A NEW space exhibition has launched at Newcastle’s Life Science Centre and there are hopes it will inspired the region’s children to aim for a stellar scientific career.

Officially launched by Britain’s first astronaut Helen Sharman, Space Zone brings space exploration to life by inviting visitors to launch their own rockets, climb inside a mock-up model of part of the International Space Station, touch a genuine moon rock and watch informative shows on a digital globe.

Guests can also discover how space technology is already used in our everyday lives, learn how the future of space exploration is being shaped in the North-East and find out about role models working in the space sector.

More than 150 scientists, engineers and space experts, including academics from Northumbria University’s department of sport, exercise and rehabilitation, helped develop the attraction.

Astronaut Rehab is an interactive area of Space Zone that showcases the human spaceflight research conducted in Northumbria’s Aerospace Medicine and Rehabilitation (AMR) Laboratory – a world leader the field of spinal changes and back pain rehabilitation in astronauts – which is led by ​Professor Nick Caplan.

Linda Conlon, chief executive of Life, said: “There is an enormous variety of space careers in the UK and one of the main purposes of our exhibition is to get young people thinking about how they might aspire to be part of that.

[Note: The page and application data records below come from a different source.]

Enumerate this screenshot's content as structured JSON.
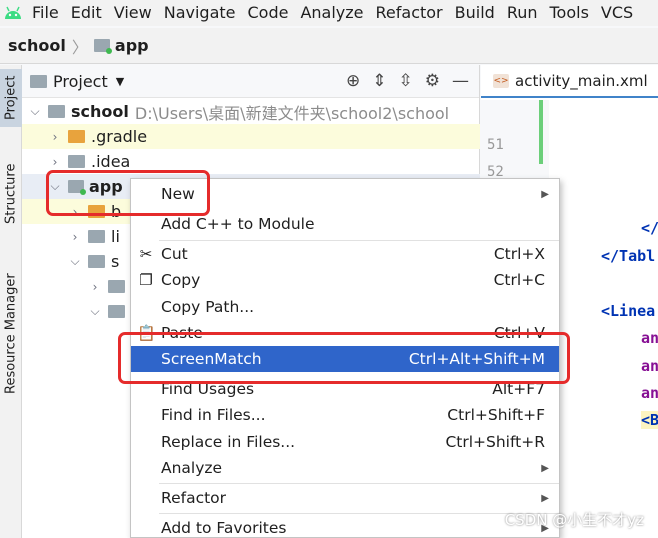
{
  "menubar": {
    "logo": "android-icon",
    "items": [
      {
        "label": "File",
        "mn": "F"
      },
      {
        "label": "Edit",
        "mn": "E"
      },
      {
        "label": "View",
        "mn": "V"
      },
      {
        "label": "Navigate",
        "mn": "N"
      },
      {
        "label": "Code",
        "mn": "C"
      },
      {
        "label": "Analyze",
        "mn": "z"
      },
      {
        "label": "Refactor",
        "mn": "R"
      },
      {
        "label": "Build",
        "mn": "B"
      },
      {
        "label": "Run",
        "mn": "u"
      },
      {
        "label": "Tools",
        "mn": "T"
      },
      {
        "label": "VCS",
        "mn": "S"
      }
    ]
  },
  "breadcrumb": {
    "root": "school",
    "child": "app"
  },
  "strip": {
    "project": "Project",
    "structure": "Structure",
    "resource_manager": "Resource Manager"
  },
  "project_panel": {
    "title": "Project",
    "tree": [
      {
        "name": "school",
        "path": "D:\\Users\\桌面\\新建文件夹\\school2\\school"
      },
      {
        "name": ".gradle"
      },
      {
        "name": ".idea"
      },
      {
        "name": "app"
      },
      {
        "name": "b"
      },
      {
        "name": "li"
      },
      {
        "name": "s"
      }
    ]
  },
  "editor": {
    "tab": "activity_main.xml",
    "line_numbers": [
      "51",
      "52"
    ],
    "code": [
      "</",
      "</Tabl",
      "<Linea",
      "an",
      "an",
      "an",
      "<B"
    ]
  },
  "context_menu": {
    "items": [
      {
        "label": "New",
        "shortcut": "",
        "submenu": true
      },
      {
        "label": "Add C++ to Module",
        "shortcut": ""
      },
      {
        "label": "Cut",
        "shortcut": "Ctrl+X",
        "icon": "scissors-icon"
      },
      {
        "label": "Copy",
        "shortcut": "Ctrl+C",
        "icon": "copy-icon"
      },
      {
        "label": "Copy Path...",
        "shortcut": ""
      },
      {
        "label": "Paste",
        "shortcut": "Ctrl+V",
        "icon": "paste-icon"
      },
      {
        "label": "ScreenMatch",
        "shortcut": "Ctrl+Alt+Shift+M",
        "selected": true
      },
      {
        "label": "Find Usages",
        "shortcut": "Alt+F7"
      },
      {
        "label": "Find in Files...",
        "shortcut": "Ctrl+Shift+F"
      },
      {
        "label": "Replace in Files...",
        "shortcut": "Ctrl+Shift+R"
      },
      {
        "label": "Analyze",
        "shortcut": "",
        "submenu": true
      },
      {
        "label": "Refactor",
        "shortcut": "",
        "submenu": true
      },
      {
        "label": "Add to Favorites",
        "shortcut": "",
        "submenu": true
      }
    ]
  },
  "watermark": "CSDN @小生不才yz",
  "colors": {
    "selection": "#2f65ca",
    "annotation": "#e52b2b"
  }
}
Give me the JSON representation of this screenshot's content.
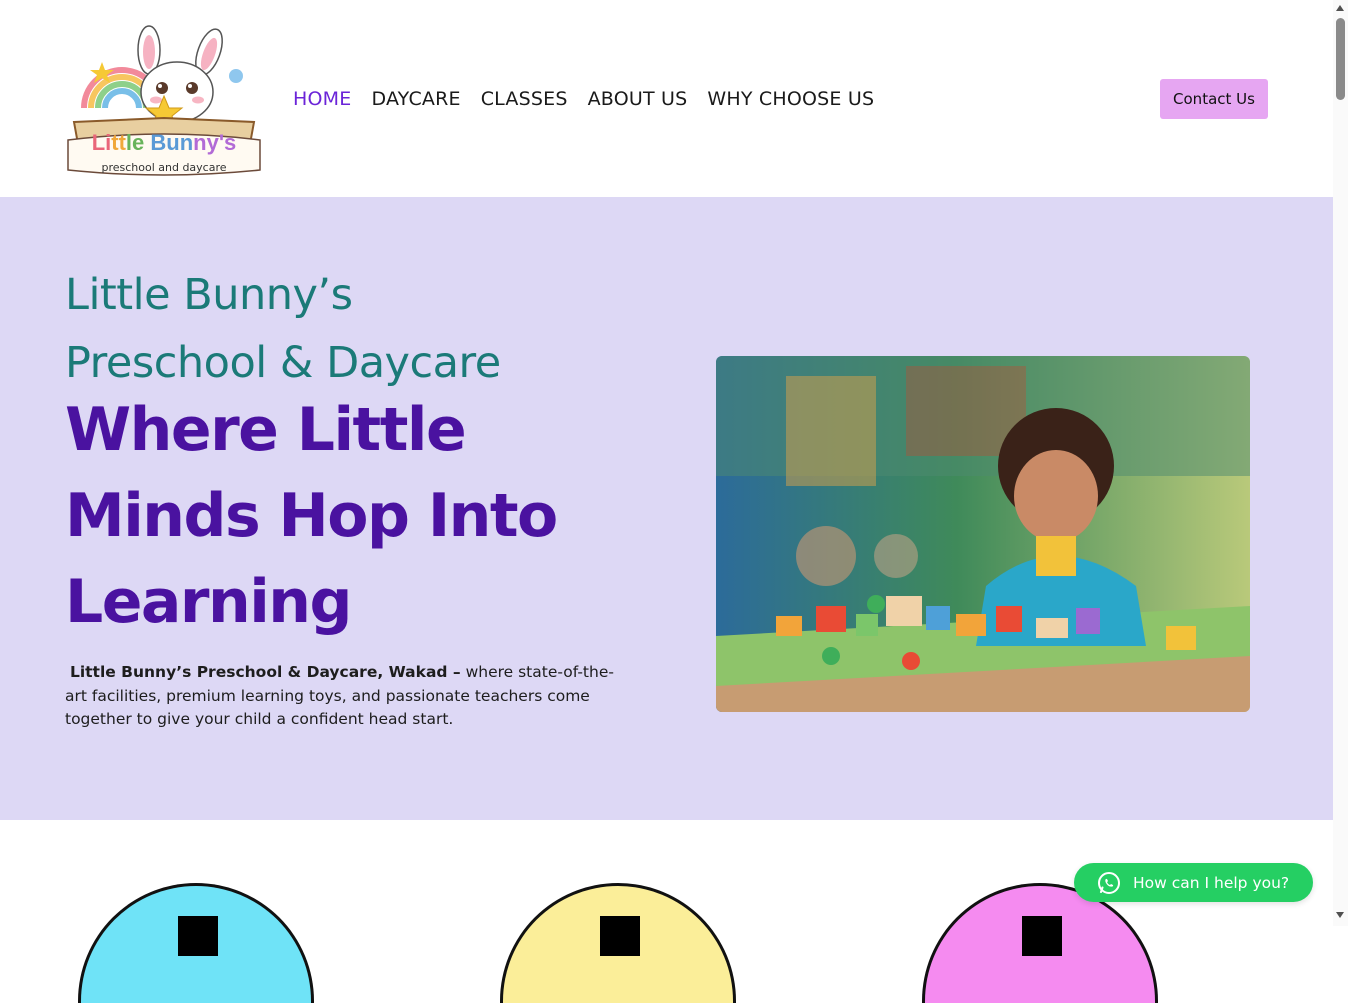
{
  "header": {
    "logo": {
      "title": "Little Bunny's",
      "subtitle": "preschool and daycare"
    },
    "nav": [
      {
        "label": "HOME",
        "active": true
      },
      {
        "label": "DAYCARE",
        "active": false
      },
      {
        "label": "CLASSES",
        "active": false
      },
      {
        "label": "ABOUT US",
        "active": false
      },
      {
        "label": "WHY CHOOSE US",
        "active": false
      }
    ],
    "contact_label": "Contact Us"
  },
  "hero": {
    "subtitle_line1": "Little Bunny’s",
    "subtitle_line2": "Preschool & Daycare",
    "title_line1": "Where Little",
    "title_line2": "Minds Hop Into",
    "title_line3": "Learning",
    "description_bold": "Little Bunny’s Preschool & Daycare, Wakad –",
    "description_rest": " where state-of-the-art facilities, premium learning toys, and passionate teachers come together to give your child a confident head start."
  },
  "whatsapp": {
    "label": "How can I help you?"
  },
  "colors": {
    "accent_purple": "#6b24d8",
    "title_purple": "#4a12a0",
    "teal": "#1b7a78",
    "hero_bg": "#ddd8f5",
    "contact_bg": "#e6a6f2",
    "whatsapp_green": "#25cf63"
  },
  "icons": [
    "bunny-logo-icon",
    "whatsapp-icon"
  ]
}
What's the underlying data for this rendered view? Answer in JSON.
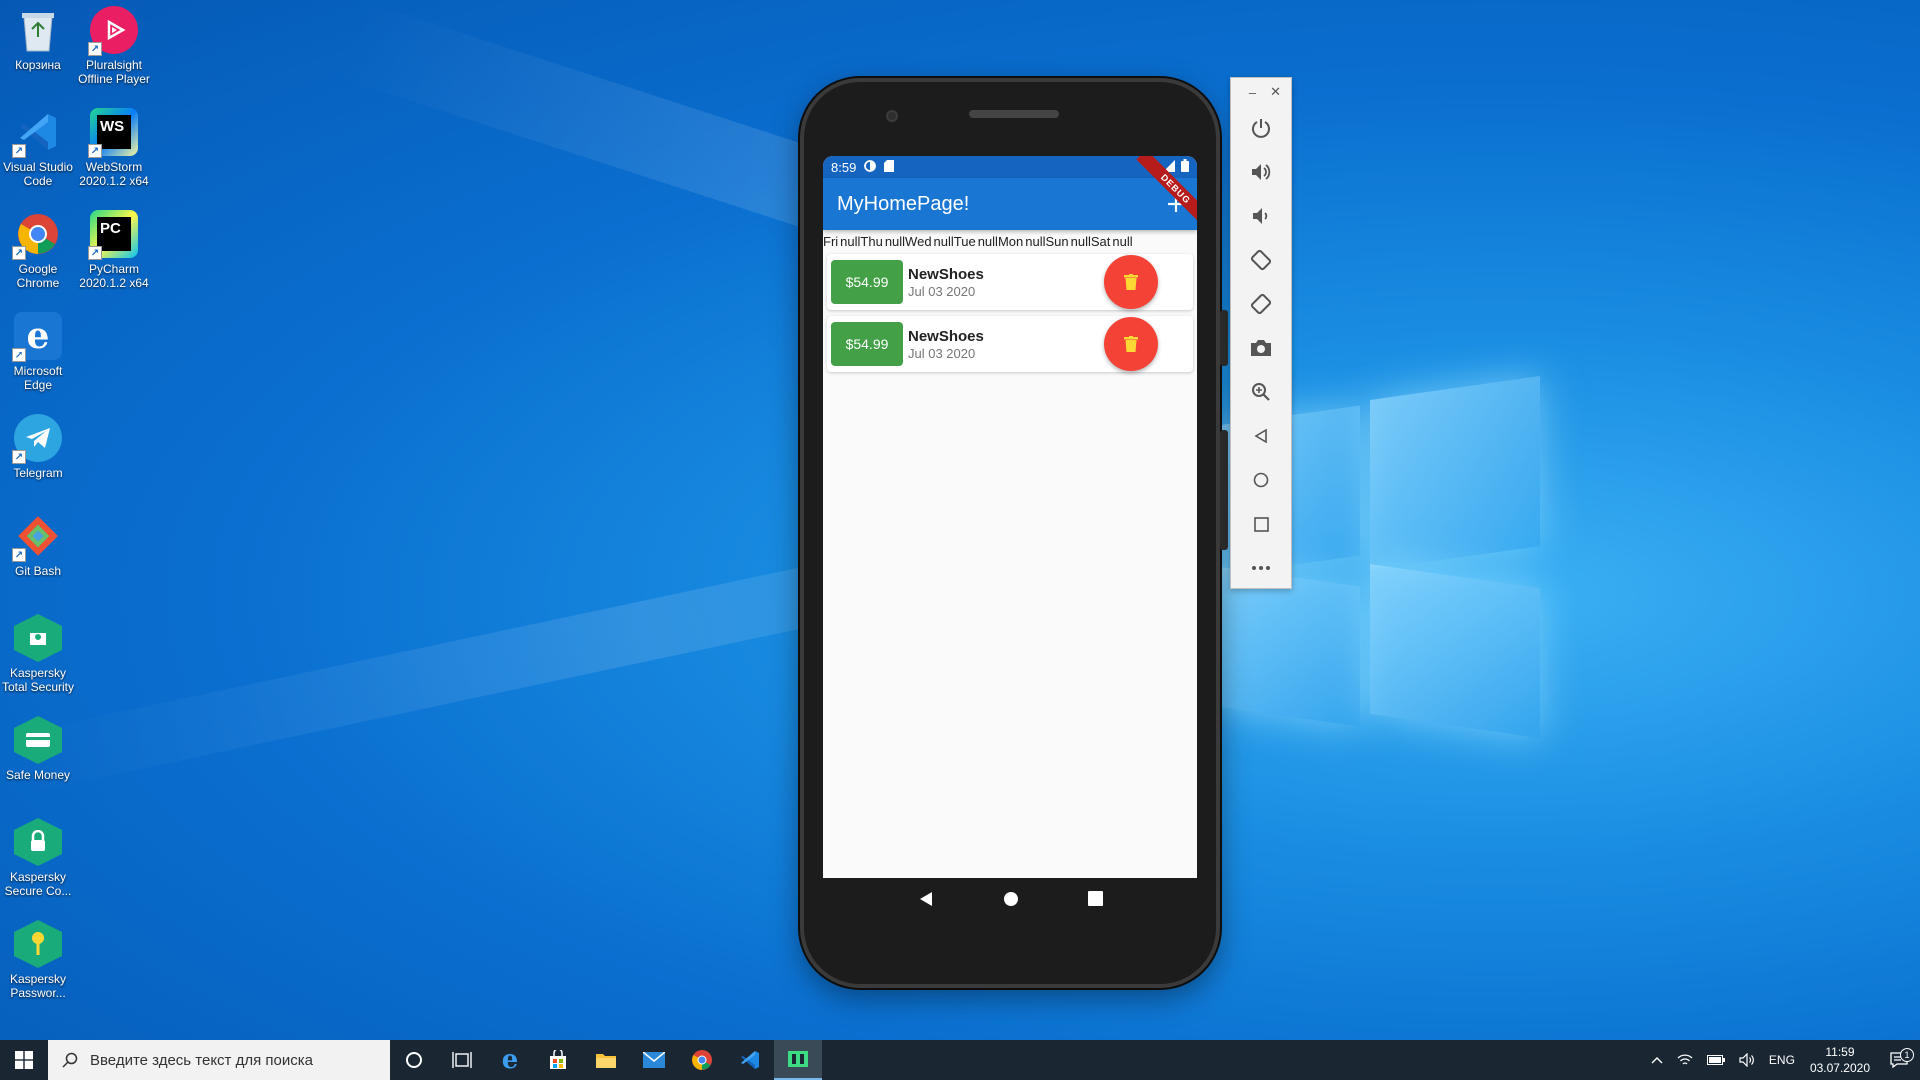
{
  "desktop": {
    "icons": [
      {
        "label": "Корзина",
        "icon": "recycle-bin-icon"
      },
      {
        "label": "Pluralsight Offline Player",
        "icon": "pluralsight-icon"
      },
      {
        "label": "Visual Studio Code",
        "icon": "vscode-icon"
      },
      {
        "label": "WebStorm 2020.1.2 x64",
        "icon": "webstorm-icon",
        "glyph": "WS"
      },
      {
        "label": "Google Chrome",
        "icon": "chrome-icon"
      },
      {
        "label": "PyCharm 2020.1.2 x64",
        "icon": "pycharm-icon",
        "glyph": "PC"
      },
      {
        "label": "Microsoft Edge",
        "icon": "edge-icon",
        "glyph": "e"
      },
      {
        "label": "Telegram",
        "icon": "telegram-icon"
      },
      {
        "label": "Git Bash",
        "icon": "git-bash-icon"
      },
      {
        "label": "Kaspersky Total Security",
        "icon": "kaspersky-total-security-icon"
      },
      {
        "label": "Safe Money",
        "icon": "safe-money-icon"
      },
      {
        "label": "Kaspersky Secure Co...",
        "icon": "kaspersky-secure-connection-icon"
      },
      {
        "label": "Kaspersky Passwor...",
        "icon": "kaspersky-password-icon"
      }
    ]
  },
  "phone": {
    "status_time": "8:59",
    "app_title": "MyHomePage!",
    "debug_banner": "DEBUG",
    "days_row": [
      "Fri",
      "nullThu",
      "nullWed",
      "nullTue",
      "nullMon",
      "nullSun",
      "nullSat",
      "null"
    ],
    "transactions": [
      {
        "price": "$54.99",
        "title": "NewShoes",
        "date": "Jul 03 2020"
      },
      {
        "price": "$54.99",
        "title": "NewShoes",
        "date": "Jul 03 2020"
      }
    ]
  },
  "emulator_toolbar": {
    "buttons": [
      "power-icon",
      "volume-up-icon",
      "volume-down-icon",
      "rotate-left-icon",
      "rotate-right-icon",
      "camera-icon",
      "zoom-icon",
      "back-icon",
      "home-icon",
      "overview-icon",
      "more-icon"
    ]
  },
  "taskbar": {
    "search_placeholder": "Введите здесь текст для поиска",
    "language": "ENG",
    "time": "11:59",
    "date": "03.07.2020",
    "notification_count": "1"
  },
  "colors": {
    "appbar": "#1976d2",
    "price_badge": "#43a047",
    "delete_button": "#f44336"
  }
}
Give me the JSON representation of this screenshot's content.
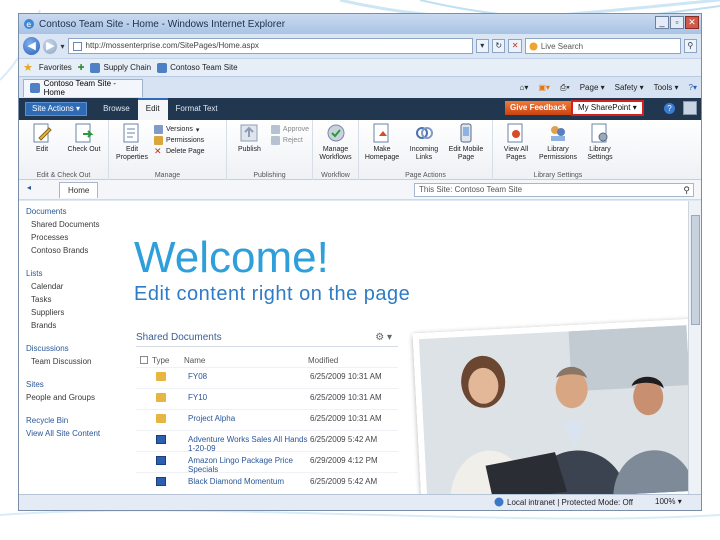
{
  "window": {
    "title": "Contoso Team Site - Home - Windows Internet Explorer"
  },
  "address": {
    "url": "http://mossenterprise.com/SitePages/Home.aspx",
    "search_placeholder": "Live Search"
  },
  "favorites": {
    "label": "Favorites",
    "items": [
      "Supply Chain",
      "Contoso Team Site"
    ]
  },
  "tab": {
    "label": "Contoso Team Site - Home"
  },
  "tab_tools": {
    "page": "Page",
    "safety": "Safety",
    "tools": "Tools"
  },
  "ribbon": {
    "site_actions": "Site Actions",
    "tabs": [
      "Browse",
      "Edit",
      "Format Text"
    ],
    "active_tab": "Edit",
    "give_feedback": "Give Feedback",
    "my_sharepoint": "My SharePoint",
    "groups": [
      {
        "name": "Edit & Check Out",
        "buttons": [
          "Edit",
          "Check Out"
        ]
      },
      {
        "name": "Manage",
        "buttons": [
          "Edit Properties"
        ],
        "small": [
          "Versions",
          "Permissions",
          "Delete Page"
        ]
      },
      {
        "name": "Publishing",
        "buttons": [
          "Publish"
        ],
        "small": [
          "Approve",
          "Reject"
        ]
      },
      {
        "name": "Workflow",
        "buttons": [
          "Manage Workflows"
        ]
      },
      {
        "name": "Page Actions",
        "buttons": [
          "Make Homepage",
          "Incoming Links",
          "Edit Mobile Page"
        ]
      },
      {
        "name": "Library Settings",
        "buttons": [
          "View All Pages",
          "Library Permissions",
          "Library Settings"
        ]
      }
    ]
  },
  "breadcrumb": {
    "home_tab": "Home",
    "site_search_placeholder": "This Site: Contoso Team Site"
  },
  "quicklaunch": {
    "documents_head": "Documents",
    "documents": [
      "Shared Documents",
      "Processes",
      "Contoso Brands"
    ],
    "lists_head": "Lists",
    "lists": [
      "Calendar",
      "Tasks",
      "Suppliers",
      "Brands"
    ],
    "discussions_head": "Discussions",
    "discussions": [
      "Team Discussion"
    ],
    "sites_head": "Sites",
    "sites": [
      "People and Groups"
    ],
    "recycle_bin": "Recycle Bin",
    "view_all": "View All Site Content"
  },
  "main": {
    "welcome": "Welcome!",
    "subtitle": "Edit content right on the page"
  },
  "shared_docs": {
    "title": "Shared Documents",
    "columns": {
      "type": "Type",
      "name": "Name",
      "modified": "Modified"
    },
    "rows": [
      {
        "type": "folder",
        "name": "FY08",
        "modified": "6/25/2009 10:31 AM"
      },
      {
        "type": "folder",
        "name": "FY10",
        "modified": "6/25/2009 10:31 AM"
      },
      {
        "type": "folder",
        "name": "Project Alpha",
        "modified": "6/25/2009 10:31 AM"
      },
      {
        "type": "docx",
        "name": "Adventure Works Sales All Hands 1-20-09",
        "modified": "6/25/2009 5:42 AM"
      },
      {
        "type": "docx",
        "name": "Amazon Lingo Package Price Specials",
        "modified": "6/29/2009 4:12 PM"
      },
      {
        "type": "docx",
        "name": "Black Diamond Momentum",
        "modified": "6/25/2009 5:42 AM"
      }
    ]
  },
  "status": {
    "zone": "Local intranet | Protected Mode: Off",
    "zoom": "100%"
  },
  "colors": {
    "welcome": "#2e9fdb",
    "ribbon_dark": "#21374f",
    "feedback": "#e0621f",
    "highlight_border": "#d62020"
  }
}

“We have our fair share of challenges in the region, with lower levels of attainment in science than national average. Life is also situated very close to some areas of extreme social deprivation where kids don’t think that science is for them, let alone a career linked to something as exciting as space science. So, we have a big job to do, and this new Space Zone is going to help us do it.”